§ Work order
Select from the data all lines with the word "size".
Supplied data START
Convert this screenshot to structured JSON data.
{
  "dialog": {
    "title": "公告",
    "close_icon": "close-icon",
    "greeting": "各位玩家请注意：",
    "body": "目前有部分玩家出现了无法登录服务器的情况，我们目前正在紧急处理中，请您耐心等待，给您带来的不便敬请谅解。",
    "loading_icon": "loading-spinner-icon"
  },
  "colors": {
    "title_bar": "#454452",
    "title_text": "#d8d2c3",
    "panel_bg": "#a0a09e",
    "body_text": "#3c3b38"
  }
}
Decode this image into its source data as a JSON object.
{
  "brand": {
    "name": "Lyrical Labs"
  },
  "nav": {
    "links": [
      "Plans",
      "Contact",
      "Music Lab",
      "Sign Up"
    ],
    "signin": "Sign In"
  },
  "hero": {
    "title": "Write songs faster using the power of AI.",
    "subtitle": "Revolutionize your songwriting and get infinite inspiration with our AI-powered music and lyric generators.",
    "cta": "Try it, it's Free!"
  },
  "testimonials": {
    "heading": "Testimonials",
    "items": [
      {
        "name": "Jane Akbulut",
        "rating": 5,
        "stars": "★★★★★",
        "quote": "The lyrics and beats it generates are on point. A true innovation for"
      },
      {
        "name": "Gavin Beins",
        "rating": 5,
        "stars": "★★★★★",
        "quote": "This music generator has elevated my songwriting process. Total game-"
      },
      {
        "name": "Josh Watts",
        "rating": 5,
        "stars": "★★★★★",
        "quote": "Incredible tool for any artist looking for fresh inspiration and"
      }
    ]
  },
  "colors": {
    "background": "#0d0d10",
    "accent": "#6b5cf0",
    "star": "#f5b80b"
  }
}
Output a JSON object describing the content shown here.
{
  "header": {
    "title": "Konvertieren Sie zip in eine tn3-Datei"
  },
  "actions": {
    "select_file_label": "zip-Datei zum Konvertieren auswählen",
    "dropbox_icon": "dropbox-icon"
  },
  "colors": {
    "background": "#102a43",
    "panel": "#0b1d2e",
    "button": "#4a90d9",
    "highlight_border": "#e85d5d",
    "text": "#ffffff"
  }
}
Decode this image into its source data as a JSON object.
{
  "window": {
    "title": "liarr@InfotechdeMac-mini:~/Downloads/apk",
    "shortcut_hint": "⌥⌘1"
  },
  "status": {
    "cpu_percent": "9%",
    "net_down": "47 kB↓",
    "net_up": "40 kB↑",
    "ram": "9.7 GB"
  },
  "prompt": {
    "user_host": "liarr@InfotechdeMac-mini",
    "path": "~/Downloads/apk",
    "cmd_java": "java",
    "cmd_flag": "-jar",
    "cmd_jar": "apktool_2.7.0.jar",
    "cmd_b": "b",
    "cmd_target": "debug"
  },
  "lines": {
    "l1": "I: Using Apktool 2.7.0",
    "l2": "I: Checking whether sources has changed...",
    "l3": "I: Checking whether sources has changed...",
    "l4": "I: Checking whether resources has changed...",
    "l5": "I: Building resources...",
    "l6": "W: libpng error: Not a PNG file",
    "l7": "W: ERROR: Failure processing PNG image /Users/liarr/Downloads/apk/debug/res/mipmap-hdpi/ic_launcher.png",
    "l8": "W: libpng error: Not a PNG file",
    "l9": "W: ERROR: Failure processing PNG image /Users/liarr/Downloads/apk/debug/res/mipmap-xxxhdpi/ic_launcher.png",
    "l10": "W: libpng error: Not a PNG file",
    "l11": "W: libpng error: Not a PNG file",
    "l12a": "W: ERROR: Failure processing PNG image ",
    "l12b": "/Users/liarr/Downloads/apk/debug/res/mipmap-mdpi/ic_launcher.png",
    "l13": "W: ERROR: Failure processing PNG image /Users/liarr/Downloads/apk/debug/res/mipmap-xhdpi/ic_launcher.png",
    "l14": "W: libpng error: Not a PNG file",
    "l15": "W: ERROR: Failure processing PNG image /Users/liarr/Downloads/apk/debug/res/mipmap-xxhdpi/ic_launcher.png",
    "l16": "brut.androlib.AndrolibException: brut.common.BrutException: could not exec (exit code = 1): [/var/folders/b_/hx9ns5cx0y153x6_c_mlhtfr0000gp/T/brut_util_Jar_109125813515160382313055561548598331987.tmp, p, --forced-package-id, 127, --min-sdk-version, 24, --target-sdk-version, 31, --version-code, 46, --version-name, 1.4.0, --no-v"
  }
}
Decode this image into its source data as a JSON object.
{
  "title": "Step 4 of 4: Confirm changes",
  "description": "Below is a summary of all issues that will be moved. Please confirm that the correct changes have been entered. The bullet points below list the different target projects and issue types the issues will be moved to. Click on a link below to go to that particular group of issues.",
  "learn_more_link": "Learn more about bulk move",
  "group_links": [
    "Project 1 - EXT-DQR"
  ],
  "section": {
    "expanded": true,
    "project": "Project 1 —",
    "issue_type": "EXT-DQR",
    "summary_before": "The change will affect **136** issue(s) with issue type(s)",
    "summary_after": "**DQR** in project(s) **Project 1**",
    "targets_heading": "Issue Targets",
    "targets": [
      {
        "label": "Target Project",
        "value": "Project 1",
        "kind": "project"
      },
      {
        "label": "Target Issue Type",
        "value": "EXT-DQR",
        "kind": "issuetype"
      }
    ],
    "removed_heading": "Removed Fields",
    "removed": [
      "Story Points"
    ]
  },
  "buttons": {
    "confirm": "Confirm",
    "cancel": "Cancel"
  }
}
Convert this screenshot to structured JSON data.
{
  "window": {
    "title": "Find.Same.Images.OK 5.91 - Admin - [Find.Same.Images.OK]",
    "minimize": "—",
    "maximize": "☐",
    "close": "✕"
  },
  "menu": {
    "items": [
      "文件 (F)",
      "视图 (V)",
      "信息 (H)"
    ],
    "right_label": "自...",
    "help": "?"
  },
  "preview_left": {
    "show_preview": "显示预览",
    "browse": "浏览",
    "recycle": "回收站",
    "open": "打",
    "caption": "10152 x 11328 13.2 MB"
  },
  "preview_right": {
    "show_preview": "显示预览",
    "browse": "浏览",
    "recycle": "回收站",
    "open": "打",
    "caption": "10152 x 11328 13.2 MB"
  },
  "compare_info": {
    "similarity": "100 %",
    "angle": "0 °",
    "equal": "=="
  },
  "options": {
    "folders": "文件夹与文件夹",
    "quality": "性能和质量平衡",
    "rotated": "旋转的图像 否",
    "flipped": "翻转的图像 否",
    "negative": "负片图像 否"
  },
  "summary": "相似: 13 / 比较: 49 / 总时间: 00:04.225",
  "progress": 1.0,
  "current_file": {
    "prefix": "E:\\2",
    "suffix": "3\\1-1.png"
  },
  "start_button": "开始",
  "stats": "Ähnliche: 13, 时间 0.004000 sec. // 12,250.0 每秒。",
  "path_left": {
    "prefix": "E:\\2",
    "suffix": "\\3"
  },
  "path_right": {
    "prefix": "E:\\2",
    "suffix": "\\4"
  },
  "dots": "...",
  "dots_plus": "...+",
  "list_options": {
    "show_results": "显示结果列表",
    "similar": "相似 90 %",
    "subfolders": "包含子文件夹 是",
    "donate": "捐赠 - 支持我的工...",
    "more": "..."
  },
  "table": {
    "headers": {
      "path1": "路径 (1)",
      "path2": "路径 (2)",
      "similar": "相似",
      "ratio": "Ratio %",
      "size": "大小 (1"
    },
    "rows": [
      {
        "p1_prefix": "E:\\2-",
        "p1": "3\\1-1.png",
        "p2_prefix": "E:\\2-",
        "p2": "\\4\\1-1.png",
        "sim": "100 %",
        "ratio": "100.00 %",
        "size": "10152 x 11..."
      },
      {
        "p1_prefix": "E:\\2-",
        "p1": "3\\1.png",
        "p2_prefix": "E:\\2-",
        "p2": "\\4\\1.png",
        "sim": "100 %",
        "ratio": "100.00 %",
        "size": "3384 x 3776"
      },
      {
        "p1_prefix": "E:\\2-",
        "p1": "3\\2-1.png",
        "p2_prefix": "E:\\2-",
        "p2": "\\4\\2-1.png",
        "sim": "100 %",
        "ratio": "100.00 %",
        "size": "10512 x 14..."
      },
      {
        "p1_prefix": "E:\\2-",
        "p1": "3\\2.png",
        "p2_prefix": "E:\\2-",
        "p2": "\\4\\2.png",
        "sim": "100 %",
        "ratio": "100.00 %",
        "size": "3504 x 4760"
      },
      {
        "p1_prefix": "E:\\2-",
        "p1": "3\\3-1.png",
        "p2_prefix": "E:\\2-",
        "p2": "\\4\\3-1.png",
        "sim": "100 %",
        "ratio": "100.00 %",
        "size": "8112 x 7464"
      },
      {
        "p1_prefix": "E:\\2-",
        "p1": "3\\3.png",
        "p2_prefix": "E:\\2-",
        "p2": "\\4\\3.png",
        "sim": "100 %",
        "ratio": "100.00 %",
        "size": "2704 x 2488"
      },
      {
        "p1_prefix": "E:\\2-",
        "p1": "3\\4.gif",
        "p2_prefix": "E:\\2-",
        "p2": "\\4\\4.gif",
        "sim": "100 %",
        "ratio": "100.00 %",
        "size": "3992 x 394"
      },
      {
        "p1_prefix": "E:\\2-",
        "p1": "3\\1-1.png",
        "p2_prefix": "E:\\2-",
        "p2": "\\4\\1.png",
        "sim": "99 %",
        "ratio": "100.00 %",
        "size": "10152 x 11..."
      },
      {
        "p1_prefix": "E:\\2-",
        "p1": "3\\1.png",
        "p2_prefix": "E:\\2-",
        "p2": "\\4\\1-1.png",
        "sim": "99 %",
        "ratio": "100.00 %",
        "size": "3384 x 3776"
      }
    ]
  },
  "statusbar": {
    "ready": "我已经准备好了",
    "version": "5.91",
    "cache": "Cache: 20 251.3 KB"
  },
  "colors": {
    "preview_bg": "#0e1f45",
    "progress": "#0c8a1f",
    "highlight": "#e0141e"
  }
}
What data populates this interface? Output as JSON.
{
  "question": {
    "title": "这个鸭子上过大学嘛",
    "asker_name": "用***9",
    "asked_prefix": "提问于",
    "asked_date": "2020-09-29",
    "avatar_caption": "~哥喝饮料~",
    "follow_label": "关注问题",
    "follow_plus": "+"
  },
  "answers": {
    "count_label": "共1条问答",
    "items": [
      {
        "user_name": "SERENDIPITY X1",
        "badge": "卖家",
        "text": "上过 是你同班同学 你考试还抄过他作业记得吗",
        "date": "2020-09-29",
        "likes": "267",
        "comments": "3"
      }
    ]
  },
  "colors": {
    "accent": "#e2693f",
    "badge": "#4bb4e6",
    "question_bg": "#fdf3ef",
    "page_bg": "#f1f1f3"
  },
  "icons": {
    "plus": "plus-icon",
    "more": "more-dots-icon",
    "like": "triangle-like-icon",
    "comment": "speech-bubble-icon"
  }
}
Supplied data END
§ Response to the task
      "size": "大小 (1"
        "size": "10152 x 11..."
        "size": "3384 x 3776"
        "size": "10512 x 14..."
        "size": "3504 x 4760"
        "size": "8112 x 7464"
        "size": "2704 x 2488"
        "size": "3992 x 394"
        "size": "10152 x 11..."
        "size": "3384 x 3776"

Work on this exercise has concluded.